What to produce: If a line in the data below contains "JSON", copy it.

Source data:
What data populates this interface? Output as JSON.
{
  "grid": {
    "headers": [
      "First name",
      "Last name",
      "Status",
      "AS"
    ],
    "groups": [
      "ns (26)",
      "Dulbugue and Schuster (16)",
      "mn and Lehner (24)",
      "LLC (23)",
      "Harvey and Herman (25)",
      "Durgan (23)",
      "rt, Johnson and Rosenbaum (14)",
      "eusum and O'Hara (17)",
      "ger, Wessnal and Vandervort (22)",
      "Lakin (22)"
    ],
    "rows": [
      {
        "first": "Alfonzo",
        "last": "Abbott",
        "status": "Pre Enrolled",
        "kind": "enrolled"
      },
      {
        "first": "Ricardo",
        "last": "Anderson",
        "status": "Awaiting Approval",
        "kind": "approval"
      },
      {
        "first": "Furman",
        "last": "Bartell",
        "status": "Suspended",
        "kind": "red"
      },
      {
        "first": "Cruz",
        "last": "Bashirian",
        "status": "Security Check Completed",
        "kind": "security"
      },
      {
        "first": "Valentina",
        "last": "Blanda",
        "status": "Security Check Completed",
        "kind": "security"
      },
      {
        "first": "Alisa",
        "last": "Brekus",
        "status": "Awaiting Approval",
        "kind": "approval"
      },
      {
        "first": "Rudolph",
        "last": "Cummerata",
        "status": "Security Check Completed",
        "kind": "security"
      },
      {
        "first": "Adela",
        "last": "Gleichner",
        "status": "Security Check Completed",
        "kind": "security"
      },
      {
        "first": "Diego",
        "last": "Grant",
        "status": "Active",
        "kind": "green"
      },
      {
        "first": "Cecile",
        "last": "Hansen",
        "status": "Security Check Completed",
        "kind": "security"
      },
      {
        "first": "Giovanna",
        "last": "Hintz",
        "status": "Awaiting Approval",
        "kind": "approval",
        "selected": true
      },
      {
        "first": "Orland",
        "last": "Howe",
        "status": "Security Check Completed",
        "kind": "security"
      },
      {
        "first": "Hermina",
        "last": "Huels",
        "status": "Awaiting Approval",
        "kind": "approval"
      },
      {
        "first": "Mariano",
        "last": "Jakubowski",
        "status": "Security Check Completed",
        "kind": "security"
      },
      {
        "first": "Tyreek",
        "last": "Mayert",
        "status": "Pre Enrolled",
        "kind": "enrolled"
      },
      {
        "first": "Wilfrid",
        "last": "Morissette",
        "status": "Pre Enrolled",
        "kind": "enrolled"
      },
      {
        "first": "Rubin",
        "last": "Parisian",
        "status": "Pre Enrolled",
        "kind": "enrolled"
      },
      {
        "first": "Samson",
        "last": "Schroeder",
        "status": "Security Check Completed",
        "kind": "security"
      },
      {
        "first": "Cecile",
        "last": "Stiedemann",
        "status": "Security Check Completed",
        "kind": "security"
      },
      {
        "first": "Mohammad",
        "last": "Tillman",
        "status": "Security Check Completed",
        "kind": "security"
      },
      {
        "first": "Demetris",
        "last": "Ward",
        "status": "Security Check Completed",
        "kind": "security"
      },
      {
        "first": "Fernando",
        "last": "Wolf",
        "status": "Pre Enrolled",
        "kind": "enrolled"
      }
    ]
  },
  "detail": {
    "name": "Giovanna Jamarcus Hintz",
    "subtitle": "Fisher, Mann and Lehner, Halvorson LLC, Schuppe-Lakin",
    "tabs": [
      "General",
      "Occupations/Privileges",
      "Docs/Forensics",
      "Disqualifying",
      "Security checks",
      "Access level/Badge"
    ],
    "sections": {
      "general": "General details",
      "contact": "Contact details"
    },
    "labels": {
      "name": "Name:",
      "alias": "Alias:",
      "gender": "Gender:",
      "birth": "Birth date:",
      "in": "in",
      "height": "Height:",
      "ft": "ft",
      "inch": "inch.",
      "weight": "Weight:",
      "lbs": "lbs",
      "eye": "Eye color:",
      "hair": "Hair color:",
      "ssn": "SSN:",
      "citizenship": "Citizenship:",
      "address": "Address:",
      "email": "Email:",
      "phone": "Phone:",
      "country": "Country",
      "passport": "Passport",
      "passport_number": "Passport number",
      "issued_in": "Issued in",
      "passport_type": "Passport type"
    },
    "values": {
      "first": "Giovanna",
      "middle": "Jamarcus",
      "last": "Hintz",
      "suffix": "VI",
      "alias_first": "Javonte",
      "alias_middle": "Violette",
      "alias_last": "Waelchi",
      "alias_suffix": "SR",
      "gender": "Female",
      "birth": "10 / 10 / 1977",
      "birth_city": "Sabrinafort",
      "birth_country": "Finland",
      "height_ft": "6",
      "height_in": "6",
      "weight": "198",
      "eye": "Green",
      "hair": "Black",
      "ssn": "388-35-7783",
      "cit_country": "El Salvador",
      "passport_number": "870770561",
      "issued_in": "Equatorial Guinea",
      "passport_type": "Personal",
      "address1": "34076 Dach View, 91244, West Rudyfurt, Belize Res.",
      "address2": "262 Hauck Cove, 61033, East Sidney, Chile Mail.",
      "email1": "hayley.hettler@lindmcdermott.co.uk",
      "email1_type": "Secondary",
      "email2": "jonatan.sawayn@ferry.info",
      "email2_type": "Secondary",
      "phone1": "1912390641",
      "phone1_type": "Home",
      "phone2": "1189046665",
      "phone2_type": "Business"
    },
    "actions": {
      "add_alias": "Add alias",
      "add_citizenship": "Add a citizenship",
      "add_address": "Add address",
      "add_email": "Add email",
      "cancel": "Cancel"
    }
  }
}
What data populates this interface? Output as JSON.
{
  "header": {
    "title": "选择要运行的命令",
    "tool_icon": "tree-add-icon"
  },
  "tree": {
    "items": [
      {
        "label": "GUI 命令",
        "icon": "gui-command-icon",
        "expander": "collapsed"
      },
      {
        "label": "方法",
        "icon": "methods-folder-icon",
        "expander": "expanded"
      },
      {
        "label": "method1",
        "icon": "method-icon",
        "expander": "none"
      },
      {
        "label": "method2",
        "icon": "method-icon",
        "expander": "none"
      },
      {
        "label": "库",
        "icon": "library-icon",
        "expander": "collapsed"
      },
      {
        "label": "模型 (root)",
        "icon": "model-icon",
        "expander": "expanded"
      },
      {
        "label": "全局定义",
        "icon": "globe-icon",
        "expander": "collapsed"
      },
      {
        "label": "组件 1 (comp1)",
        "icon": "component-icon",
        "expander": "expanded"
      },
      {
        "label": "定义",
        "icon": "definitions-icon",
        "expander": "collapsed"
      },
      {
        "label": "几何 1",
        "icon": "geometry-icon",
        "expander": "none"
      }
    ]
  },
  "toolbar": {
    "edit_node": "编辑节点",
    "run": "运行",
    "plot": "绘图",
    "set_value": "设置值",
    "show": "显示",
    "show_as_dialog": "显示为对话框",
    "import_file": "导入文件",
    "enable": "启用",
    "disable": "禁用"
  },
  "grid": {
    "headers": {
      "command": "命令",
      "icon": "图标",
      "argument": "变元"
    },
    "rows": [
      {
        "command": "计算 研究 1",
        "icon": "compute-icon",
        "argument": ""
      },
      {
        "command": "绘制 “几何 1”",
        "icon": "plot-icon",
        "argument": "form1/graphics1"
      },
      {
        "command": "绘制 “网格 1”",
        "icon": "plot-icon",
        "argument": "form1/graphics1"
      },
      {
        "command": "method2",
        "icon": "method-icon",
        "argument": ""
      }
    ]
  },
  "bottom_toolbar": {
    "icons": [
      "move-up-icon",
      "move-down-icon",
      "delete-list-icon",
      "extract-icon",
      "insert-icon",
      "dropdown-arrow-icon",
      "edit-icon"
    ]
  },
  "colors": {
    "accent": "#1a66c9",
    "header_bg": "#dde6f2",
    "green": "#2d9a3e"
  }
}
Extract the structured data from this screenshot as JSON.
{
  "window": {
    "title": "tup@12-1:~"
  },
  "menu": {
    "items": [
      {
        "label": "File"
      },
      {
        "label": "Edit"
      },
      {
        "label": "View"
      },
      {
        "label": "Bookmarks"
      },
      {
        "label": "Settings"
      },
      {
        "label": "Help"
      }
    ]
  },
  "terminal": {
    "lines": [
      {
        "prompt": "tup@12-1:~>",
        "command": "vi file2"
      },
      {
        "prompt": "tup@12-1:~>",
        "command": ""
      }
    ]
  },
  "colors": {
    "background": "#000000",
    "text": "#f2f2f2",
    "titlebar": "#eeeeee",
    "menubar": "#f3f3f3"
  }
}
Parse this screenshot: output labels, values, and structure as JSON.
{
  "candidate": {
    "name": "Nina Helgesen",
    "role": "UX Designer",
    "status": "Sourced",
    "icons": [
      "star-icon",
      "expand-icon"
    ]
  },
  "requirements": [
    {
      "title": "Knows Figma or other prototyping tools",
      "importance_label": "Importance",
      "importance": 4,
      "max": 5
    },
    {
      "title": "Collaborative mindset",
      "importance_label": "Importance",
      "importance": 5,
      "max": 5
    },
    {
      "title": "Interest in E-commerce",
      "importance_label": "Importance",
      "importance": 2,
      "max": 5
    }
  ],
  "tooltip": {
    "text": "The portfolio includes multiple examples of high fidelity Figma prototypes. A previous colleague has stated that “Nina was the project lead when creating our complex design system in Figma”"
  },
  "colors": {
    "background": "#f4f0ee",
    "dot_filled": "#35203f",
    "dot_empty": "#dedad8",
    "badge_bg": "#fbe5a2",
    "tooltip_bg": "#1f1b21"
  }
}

Answer for this exercise:
What data populates this interface? Output as JSON.
What data populates this interface? Output as JSON.
Extract the structured data from this screenshot as JSON.
Parse this screenshot: output labels, values, and structure as JSON.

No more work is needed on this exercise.